## What the task asks
The answer should be each line from the entries below that has the word "Glenmore" in it.

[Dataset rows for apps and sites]
◇ ◇ ◇ ◇
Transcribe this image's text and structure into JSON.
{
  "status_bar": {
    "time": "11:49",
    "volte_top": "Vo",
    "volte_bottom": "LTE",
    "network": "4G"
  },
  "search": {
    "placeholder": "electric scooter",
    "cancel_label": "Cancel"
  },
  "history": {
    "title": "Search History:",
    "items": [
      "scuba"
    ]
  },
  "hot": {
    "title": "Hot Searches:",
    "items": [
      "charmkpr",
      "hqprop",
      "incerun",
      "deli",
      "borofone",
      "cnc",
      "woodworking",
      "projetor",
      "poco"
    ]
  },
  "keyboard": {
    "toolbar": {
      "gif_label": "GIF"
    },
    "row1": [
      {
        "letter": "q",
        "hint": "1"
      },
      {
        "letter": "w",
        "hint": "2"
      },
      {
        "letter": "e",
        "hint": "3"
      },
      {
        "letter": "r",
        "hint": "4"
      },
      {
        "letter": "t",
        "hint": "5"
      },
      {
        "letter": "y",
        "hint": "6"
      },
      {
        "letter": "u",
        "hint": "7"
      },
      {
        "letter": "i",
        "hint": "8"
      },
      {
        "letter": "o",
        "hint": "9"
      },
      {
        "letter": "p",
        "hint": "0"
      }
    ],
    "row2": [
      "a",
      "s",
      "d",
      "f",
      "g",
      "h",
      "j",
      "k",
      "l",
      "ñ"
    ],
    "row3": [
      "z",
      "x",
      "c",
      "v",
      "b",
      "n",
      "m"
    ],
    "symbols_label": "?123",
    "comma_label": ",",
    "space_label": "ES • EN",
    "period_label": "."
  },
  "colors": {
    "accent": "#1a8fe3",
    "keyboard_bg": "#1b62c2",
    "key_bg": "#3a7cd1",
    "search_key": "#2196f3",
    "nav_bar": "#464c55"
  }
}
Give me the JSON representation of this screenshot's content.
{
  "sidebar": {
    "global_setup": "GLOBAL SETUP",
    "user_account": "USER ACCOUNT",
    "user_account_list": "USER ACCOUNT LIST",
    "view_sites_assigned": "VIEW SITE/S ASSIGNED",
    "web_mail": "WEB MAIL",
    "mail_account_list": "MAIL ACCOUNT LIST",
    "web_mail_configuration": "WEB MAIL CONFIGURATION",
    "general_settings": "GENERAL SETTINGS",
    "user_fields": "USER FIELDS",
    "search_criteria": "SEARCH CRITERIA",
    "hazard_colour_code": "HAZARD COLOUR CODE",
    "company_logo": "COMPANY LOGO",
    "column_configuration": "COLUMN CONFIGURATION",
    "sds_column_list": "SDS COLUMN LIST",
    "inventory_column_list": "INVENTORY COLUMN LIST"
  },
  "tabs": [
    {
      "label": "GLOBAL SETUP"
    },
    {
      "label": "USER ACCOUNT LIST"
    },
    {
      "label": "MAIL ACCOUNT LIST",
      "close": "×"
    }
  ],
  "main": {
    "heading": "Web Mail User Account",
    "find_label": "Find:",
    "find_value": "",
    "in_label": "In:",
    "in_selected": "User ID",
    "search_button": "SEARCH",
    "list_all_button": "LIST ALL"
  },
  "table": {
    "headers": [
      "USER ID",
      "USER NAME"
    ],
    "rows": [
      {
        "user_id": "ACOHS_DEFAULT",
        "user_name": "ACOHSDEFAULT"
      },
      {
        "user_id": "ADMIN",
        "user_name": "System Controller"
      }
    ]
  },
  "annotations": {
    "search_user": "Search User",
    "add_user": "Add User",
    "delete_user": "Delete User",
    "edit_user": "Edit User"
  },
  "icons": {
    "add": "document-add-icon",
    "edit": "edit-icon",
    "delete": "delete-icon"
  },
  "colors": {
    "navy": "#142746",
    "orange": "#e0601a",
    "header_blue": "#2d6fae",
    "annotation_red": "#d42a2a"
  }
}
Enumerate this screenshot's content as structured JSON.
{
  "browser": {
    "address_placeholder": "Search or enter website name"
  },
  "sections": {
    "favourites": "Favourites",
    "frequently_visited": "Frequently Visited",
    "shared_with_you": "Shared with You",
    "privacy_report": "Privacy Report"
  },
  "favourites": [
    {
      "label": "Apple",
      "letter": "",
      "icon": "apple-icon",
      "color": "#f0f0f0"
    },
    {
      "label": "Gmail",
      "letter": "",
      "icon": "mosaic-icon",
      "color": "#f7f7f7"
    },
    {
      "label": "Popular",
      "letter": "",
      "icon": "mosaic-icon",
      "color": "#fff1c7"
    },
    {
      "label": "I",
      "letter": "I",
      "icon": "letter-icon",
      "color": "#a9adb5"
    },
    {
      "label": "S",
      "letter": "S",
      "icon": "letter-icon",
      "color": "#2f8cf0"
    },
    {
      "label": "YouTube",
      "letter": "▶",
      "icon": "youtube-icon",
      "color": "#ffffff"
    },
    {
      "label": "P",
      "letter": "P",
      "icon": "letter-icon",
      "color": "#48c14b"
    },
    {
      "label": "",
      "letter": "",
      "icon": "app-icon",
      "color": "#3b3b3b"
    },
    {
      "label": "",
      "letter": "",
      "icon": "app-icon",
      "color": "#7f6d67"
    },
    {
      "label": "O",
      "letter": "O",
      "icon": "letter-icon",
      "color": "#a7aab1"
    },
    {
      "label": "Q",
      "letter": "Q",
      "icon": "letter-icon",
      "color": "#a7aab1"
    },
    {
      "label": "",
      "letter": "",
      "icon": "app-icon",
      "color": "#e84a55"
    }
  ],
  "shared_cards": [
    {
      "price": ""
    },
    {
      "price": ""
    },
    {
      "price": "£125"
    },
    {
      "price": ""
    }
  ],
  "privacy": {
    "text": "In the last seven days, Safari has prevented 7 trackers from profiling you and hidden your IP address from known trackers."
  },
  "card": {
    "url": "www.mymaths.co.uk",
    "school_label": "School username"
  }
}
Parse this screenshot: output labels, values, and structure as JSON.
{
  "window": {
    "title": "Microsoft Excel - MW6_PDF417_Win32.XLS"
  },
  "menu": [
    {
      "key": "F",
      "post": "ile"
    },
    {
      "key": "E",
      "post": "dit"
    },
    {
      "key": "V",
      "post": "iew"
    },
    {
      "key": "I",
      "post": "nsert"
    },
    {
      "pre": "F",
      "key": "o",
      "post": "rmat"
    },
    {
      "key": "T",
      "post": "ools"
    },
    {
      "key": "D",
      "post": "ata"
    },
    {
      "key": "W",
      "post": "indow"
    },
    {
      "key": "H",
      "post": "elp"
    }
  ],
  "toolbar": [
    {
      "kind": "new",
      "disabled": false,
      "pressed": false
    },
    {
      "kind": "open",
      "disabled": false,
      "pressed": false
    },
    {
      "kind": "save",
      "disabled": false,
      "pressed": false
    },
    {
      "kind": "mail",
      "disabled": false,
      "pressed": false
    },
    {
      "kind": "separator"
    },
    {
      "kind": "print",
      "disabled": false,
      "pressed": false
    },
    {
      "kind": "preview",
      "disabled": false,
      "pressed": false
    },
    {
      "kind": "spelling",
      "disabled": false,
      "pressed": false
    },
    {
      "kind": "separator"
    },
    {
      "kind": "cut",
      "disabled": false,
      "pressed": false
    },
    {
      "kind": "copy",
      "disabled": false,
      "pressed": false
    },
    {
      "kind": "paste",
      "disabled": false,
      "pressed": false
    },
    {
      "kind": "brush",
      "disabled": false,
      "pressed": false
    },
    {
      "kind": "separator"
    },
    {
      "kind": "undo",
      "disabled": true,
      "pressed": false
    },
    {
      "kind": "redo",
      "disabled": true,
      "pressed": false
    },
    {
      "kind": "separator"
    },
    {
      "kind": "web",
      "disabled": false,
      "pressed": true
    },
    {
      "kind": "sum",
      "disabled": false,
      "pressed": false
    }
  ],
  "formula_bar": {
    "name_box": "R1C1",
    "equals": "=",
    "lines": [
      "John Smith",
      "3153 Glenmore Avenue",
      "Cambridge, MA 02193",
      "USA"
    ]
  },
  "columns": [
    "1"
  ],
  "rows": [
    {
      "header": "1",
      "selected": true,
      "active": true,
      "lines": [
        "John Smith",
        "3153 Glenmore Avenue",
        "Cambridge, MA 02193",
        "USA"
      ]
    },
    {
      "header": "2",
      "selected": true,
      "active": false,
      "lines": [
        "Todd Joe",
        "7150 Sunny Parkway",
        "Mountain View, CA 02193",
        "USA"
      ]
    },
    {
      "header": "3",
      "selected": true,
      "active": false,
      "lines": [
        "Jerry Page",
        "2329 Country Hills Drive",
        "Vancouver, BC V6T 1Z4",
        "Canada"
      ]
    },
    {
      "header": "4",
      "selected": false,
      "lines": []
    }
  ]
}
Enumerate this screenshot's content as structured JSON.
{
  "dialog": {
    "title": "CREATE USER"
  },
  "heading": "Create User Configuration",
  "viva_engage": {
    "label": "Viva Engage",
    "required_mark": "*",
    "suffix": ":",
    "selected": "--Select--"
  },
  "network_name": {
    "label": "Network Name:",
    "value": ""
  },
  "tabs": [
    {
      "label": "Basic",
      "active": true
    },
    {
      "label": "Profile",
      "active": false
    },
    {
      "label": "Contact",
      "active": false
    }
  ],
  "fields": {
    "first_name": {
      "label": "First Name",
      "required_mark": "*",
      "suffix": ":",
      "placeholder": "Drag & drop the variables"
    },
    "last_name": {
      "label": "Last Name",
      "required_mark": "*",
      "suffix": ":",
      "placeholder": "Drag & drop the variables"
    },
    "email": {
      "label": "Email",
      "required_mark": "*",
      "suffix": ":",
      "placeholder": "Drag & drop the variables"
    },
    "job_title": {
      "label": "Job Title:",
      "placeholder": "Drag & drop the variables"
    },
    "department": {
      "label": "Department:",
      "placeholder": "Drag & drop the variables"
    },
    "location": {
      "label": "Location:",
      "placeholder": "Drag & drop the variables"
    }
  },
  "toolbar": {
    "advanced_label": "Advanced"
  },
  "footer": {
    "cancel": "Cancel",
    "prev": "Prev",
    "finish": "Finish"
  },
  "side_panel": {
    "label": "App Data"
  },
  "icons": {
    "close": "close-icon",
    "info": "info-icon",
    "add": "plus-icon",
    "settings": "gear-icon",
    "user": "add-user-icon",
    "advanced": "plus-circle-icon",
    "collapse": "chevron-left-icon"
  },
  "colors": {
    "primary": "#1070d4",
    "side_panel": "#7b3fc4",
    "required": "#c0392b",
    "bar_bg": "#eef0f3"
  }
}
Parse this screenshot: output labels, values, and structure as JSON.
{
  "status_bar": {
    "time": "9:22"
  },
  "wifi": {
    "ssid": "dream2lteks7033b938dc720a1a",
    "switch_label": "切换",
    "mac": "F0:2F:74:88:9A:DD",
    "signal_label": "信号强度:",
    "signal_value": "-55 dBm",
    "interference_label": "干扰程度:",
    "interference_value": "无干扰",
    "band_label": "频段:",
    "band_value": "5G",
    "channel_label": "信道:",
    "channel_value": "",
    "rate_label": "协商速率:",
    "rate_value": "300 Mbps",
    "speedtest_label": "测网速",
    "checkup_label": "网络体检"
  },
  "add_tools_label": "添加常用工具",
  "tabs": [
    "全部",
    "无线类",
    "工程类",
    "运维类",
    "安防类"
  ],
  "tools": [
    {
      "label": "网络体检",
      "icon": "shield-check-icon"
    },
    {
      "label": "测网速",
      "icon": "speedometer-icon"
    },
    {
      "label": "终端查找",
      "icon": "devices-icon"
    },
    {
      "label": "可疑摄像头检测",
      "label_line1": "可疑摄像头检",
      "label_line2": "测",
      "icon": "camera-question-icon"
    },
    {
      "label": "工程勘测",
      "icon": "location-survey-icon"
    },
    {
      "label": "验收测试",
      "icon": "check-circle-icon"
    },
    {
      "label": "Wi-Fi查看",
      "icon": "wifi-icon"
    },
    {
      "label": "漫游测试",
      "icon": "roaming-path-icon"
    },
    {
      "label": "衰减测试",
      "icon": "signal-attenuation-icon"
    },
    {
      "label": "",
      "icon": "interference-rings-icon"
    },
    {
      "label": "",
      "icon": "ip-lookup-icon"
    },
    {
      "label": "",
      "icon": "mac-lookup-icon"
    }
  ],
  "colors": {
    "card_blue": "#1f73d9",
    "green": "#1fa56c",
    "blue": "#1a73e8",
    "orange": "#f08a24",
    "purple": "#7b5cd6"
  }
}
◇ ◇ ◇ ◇
## Solution for this task
      "3153 Glenmore Avenue",
        "3153 Glenmore Avenue",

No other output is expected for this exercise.